Sutton St Edmunds


Archives & Libraries



  • The parish was part of the Long Sutton sub-district of the Holbeach Registration District.
  • In an 1890 re-organization, Sutton St. Edmund became a part of the Gedney Hill sub-district within the Holbeach Registration District.
  • Check our Census Resource page for county-wide resources.
  • The table below gives census piece numbers, where known:
Piece No.
1841H.O. 107 / 611
1851H.O. 107 / 2097
1861R.G. 9 / 2326
1871R.G. 10 / 3327
1891R.G. 12 / 2566

Church History

  • The church is dedicated to Saint Edmund (hence the parish name).
  • The church was rebuilt in 1798.
  • Sutton St. Edmund used to be a chapelry of Long Sutton before being formed into its own parish.
  • There is a bridge over the stream on the southeast corner of the parish, which takes one into Cambridgeshire. Harold's Bridge had a small Methodist chapel on the Cambridge side. (JB)
  • Here is a photo of St. Edmund's Church, taken by Ron Cole (who retains the copyright):



Church Records

  • Parish registers exist from 1706 (some sources give 1700). Bishop's transcripts go back to 1561.
  • Sutton St. Edmund is in the East Elloe Deanery.
  • The Baptists and the Free Methodists had chapels here in the 1800's. For information and assistance in researching these chapels, see our non-conformist religions page.
  • Check our Church Records page for county-wide resources.

Civil Registration

  • The parish was part of the Long Sutton sub-district of the Holbeach Registration District.
  • In 1891, Sutton St. Edmund became a part of the Gedney Hill sub-district within the Holbeach Registration District.
  • Check our Civil Registration page for sources and background on Civil Registration which started in July, 1837.

Description & Travel

Sutton St. Edmund is a parish and a village about 100 miles north of London, 14 miles southeast from Spalding and 5 miles west of the A1101 trunk road that runs between Wisbech and Long Sutton. Gedney Hill parish lies to the west, separated by a cut of the South Holland Main Drain. Cambridgeshire to the south and east, also defined by a drainage cut. The area is typical fenland: marshy and flat, drained by several small canals and the larger South Holland Main Drain.

If you are planning a visit:

  • By automobile, consider taking the B1166 arterial road west out of Wisbech. It will take you across the south end of the parish.
  • There is caravan parking and camping just south of the village, near the B1166 road.
  • See our touring page for visitor services.
You can see pictures of Sutton St Edmunds which are provided by:




Historical Geography

You can see the administrative areas in which Sutton St Edmunds has been placed at times in the past. Select one to see a link to a map of that particular area.



  • See our Maps page for additional resources.

You can see maps centred on OS grid reference TF369133 (Lat/Lon: 52.70047, 0.024633), Sutton St Edmunds which are provided by:


Military History

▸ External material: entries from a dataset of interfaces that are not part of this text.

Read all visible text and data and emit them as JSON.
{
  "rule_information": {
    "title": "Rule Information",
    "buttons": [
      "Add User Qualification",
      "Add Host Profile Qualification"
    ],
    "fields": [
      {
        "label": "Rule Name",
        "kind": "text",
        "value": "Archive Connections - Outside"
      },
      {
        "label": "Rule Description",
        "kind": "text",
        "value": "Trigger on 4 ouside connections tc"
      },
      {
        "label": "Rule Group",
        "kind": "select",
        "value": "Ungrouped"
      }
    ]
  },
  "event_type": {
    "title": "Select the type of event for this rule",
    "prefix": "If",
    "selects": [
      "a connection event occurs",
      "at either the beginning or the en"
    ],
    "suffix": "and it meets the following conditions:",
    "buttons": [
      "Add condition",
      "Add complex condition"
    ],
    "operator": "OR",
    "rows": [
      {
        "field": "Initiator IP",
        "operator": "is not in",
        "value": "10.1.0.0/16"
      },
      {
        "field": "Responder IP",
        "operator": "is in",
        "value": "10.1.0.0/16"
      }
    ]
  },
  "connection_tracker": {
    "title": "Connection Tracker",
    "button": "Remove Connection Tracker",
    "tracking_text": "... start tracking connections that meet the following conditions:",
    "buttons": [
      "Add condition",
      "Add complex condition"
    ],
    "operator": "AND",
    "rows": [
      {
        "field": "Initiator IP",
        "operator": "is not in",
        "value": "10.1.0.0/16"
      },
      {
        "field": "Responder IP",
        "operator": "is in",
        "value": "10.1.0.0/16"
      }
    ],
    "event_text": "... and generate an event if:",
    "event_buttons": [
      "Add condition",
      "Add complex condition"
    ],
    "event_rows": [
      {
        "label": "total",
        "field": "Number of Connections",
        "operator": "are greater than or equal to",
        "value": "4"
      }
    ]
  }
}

  • In the middle of the village is a granite cross, erected to memorialize the men of the parish who perished in World War I.

Military Records

  • For World War I and World War II, see the Roll of Honour site for a list of those who served.

Names, Geographical

  • The name Sutton St. Edmund is from the Old English suth+tun, or "southern village", with the church name attached.
    [A. D. Mills, "A Dictionary of English Place-Names," Oxford University Press, 1991]

Politics & Government

  • This parish was formed from Long Sutton civil parish in December, 1866. Prior to that, the area had been a chapelry of Long Sutton.
  • The parish was in the ancient Elloe Wapentake in the South Holland district in the parts of Holland.
  • For local parish governance, visit the Sutton St Edmund Parish Council site. Be aware, they are NOT staffed to answer family history questions.
  • For today's district governance, visit the South Holland District Council site.
  • In March, 1884. the Hospital Drove portion of this Civil Parish was transfered to Sutton St. Mary Civil Parish.
  • In April, 1934. this Civil Parish gained 82 acres from Parson Drove Civil Parish.

Poor Houses, Poor Law





  • There was a school here, rebuilt in 1856 and enlarged in 1871. In the 1870's it had about 55 students.
  • Sutton St. Edmund's School was built in 1896 to hold 100 students. It was initially simply called "The Board School".
  • Southeau School was built in 1898 to hold 70 students.
  • For more on researching school records, see our Schools Research page.

Note: Sections marked (JB) were contributed by John R. G. Bland of Lincolnshire.